- _Exercise prompt_
Report, as a bare number, how many lines of the entries below contain "items".

-- Provided data follows --

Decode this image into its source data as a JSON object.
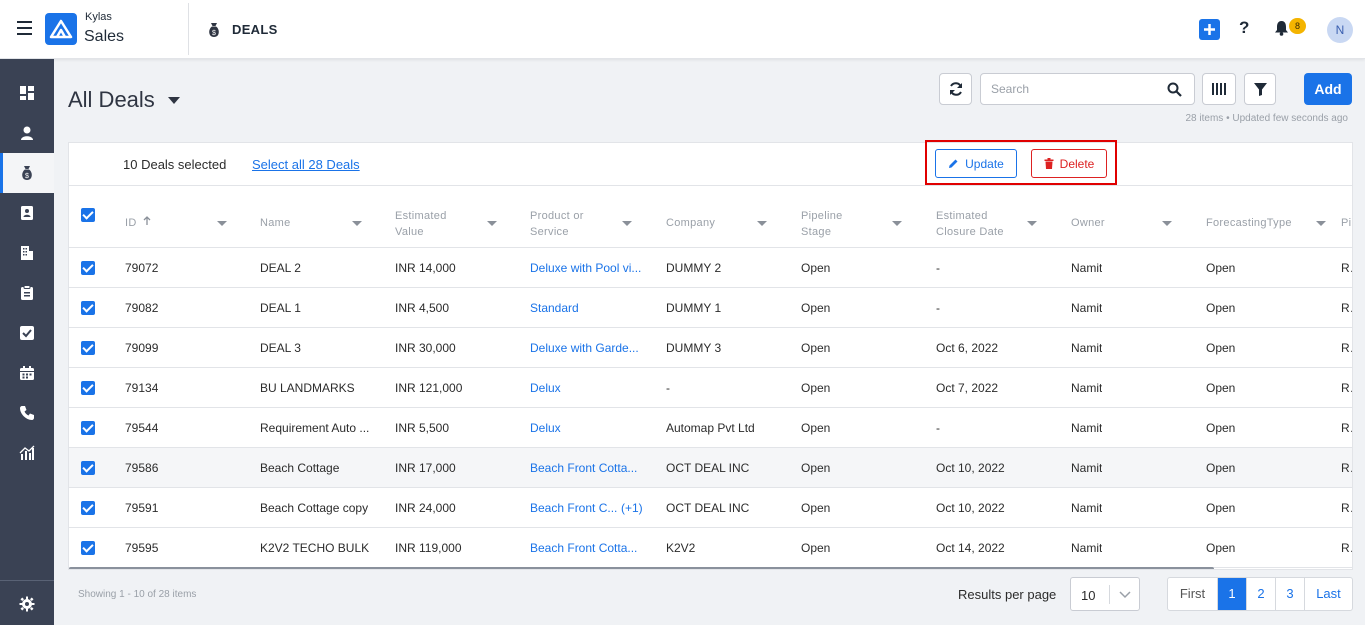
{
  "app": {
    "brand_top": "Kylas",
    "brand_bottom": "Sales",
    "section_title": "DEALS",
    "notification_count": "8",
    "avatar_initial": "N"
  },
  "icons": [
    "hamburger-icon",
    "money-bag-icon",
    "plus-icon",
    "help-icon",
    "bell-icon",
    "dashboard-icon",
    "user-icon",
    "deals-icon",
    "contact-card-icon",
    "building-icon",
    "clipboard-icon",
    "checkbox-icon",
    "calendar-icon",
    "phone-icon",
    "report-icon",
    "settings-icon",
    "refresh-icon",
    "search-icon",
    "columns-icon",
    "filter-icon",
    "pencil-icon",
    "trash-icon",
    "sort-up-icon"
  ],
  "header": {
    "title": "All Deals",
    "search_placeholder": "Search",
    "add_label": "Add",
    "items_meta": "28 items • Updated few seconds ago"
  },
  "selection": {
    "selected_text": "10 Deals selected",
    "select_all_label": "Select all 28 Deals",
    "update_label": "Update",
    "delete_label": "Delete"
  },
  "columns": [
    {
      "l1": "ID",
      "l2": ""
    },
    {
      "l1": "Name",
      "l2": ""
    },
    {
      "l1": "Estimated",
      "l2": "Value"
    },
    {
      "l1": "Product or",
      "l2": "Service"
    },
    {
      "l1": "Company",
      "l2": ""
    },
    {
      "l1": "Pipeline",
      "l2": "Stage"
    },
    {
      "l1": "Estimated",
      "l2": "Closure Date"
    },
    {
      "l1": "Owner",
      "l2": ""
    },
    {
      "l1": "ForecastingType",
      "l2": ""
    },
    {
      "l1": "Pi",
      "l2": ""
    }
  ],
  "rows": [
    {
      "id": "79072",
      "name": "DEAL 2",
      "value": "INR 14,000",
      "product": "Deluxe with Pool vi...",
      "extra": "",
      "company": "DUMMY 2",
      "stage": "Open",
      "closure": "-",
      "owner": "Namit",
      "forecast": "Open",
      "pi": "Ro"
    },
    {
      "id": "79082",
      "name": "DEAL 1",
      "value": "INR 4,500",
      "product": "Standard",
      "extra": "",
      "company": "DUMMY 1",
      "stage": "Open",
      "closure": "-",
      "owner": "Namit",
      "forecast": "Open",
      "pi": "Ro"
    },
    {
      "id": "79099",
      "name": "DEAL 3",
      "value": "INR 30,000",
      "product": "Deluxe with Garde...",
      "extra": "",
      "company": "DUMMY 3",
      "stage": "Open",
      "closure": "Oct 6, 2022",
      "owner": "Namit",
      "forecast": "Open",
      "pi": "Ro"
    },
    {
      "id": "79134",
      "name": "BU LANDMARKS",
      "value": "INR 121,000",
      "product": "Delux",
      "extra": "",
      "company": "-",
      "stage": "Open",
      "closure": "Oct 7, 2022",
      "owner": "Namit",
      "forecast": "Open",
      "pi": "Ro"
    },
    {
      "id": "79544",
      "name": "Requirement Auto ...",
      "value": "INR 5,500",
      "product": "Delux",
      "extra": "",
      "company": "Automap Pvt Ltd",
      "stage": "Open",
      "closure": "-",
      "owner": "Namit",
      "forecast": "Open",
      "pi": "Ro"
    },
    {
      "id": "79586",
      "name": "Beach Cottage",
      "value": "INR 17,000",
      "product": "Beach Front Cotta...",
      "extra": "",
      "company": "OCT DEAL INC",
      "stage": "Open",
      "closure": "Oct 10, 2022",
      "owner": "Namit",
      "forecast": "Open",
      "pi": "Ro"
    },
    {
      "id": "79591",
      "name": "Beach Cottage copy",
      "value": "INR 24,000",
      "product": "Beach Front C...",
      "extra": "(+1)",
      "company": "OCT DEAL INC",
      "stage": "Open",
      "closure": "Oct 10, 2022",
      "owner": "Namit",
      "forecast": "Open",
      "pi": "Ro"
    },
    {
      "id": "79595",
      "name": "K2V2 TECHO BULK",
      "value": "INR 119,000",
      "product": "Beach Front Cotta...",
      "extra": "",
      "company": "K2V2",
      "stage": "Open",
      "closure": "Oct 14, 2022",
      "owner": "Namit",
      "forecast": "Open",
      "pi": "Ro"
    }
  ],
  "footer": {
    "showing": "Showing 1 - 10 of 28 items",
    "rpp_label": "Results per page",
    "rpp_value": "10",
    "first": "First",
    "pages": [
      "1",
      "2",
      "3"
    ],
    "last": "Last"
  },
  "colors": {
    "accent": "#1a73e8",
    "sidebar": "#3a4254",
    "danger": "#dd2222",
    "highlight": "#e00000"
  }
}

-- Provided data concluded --
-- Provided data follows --

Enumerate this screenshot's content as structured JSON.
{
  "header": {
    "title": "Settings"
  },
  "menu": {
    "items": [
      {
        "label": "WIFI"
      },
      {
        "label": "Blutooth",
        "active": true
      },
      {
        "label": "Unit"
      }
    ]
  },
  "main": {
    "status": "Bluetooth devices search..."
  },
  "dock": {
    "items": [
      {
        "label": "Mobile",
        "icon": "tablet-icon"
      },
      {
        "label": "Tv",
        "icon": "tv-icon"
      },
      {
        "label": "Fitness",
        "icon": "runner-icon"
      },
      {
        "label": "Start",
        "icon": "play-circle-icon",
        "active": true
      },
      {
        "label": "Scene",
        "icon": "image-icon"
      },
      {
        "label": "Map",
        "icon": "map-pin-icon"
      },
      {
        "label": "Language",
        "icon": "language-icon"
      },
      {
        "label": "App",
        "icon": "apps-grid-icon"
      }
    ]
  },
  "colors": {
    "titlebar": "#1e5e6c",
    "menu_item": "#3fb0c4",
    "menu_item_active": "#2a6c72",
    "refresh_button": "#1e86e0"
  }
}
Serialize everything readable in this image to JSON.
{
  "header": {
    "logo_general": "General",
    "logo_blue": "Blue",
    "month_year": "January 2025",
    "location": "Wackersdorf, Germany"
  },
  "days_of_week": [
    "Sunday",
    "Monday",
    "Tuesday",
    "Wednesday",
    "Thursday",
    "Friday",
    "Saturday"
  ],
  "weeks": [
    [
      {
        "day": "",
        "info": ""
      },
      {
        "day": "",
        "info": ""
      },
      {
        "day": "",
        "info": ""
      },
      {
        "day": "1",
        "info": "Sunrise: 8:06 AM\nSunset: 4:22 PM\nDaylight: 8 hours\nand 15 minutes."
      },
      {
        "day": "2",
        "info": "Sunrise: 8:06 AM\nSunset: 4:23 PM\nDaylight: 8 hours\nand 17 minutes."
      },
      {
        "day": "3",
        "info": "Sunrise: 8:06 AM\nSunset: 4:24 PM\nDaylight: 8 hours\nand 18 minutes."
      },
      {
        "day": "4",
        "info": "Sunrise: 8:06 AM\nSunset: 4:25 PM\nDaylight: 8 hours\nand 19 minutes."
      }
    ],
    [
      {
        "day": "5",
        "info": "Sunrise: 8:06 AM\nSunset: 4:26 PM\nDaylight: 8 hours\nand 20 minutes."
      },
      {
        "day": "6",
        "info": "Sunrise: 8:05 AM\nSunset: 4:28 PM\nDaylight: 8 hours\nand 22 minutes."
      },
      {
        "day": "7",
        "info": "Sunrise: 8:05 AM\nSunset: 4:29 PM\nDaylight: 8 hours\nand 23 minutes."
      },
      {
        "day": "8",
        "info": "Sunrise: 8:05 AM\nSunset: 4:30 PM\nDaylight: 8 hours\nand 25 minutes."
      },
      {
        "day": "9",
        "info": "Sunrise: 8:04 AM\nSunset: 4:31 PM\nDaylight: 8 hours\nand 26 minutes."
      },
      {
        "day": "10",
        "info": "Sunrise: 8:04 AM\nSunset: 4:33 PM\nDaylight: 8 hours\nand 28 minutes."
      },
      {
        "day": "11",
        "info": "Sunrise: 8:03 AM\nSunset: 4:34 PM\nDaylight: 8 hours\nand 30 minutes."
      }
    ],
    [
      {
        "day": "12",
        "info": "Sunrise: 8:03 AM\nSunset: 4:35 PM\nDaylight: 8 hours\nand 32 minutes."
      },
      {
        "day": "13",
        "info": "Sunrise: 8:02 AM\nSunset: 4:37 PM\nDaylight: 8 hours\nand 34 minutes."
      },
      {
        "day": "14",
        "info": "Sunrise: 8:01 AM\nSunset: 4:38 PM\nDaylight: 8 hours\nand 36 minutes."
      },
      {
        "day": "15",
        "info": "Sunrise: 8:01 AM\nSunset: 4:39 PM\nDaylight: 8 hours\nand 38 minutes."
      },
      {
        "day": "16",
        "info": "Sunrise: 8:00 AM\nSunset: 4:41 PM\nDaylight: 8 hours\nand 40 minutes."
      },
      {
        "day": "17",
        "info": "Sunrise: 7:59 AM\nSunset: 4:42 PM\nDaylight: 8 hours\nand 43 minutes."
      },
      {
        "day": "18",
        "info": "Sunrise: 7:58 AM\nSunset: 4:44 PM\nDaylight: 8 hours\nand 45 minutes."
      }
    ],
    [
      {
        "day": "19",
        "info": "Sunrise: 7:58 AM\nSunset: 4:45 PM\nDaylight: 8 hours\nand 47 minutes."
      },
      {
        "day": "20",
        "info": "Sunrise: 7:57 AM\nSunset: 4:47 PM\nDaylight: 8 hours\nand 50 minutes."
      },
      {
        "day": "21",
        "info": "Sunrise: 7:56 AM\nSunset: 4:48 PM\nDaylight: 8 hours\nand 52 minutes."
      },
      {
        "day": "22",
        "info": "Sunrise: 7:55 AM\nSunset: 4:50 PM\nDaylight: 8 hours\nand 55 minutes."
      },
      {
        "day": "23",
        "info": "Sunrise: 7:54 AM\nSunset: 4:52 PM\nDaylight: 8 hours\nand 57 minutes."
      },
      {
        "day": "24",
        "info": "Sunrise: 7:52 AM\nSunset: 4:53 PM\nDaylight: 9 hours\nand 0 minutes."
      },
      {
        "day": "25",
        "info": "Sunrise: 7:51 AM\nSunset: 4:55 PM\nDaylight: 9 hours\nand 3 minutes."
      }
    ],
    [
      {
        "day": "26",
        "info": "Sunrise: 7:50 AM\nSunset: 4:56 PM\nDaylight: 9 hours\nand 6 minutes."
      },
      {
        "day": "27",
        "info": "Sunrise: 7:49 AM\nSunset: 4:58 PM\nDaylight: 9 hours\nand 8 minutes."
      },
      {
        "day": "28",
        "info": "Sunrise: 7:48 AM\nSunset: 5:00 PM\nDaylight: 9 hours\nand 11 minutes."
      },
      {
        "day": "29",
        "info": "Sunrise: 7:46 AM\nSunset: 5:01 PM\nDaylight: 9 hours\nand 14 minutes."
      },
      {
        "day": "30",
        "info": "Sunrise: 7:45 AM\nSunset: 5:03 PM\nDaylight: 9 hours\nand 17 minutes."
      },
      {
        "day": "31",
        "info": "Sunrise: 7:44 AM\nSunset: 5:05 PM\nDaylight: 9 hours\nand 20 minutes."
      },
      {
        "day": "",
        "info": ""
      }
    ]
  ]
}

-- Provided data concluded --
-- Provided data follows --

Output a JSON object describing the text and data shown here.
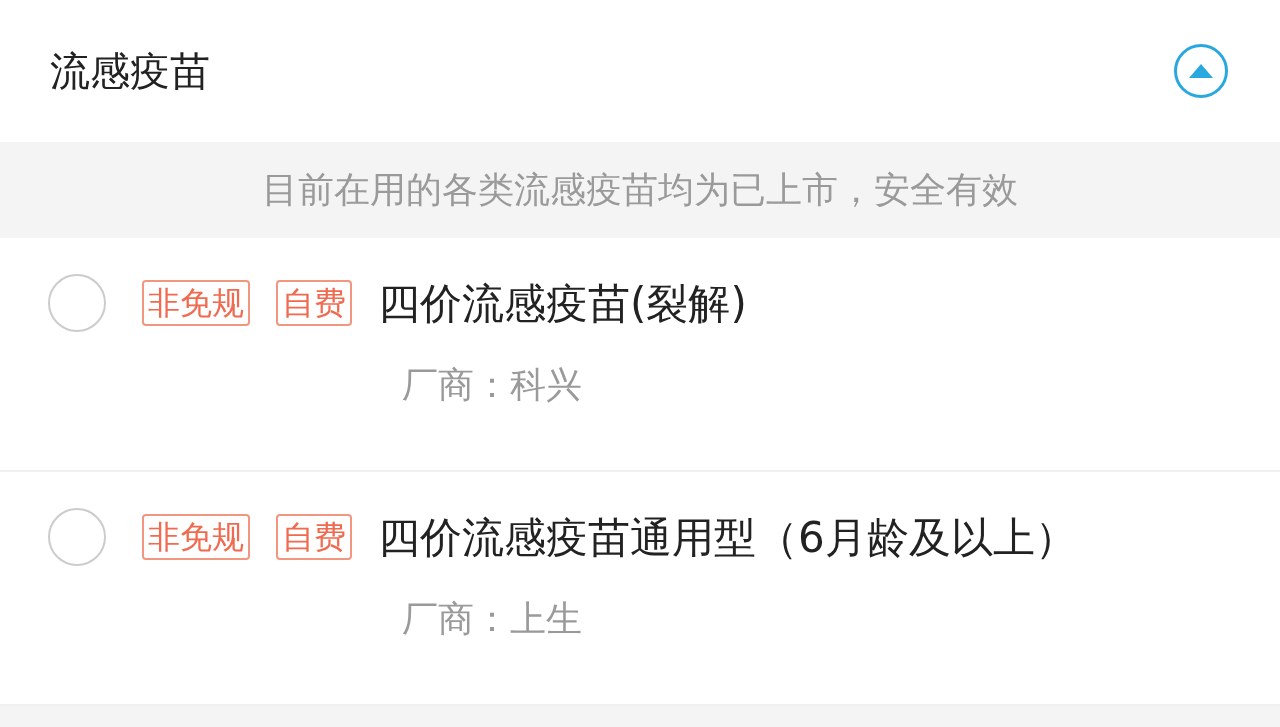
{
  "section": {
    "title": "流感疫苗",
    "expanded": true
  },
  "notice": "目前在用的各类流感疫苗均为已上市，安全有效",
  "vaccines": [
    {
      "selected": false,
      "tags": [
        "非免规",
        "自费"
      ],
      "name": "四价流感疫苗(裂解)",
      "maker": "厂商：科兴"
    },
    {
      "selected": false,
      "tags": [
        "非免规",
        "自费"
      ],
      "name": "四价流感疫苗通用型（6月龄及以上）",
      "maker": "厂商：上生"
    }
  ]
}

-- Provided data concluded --

- _Response to the task_
4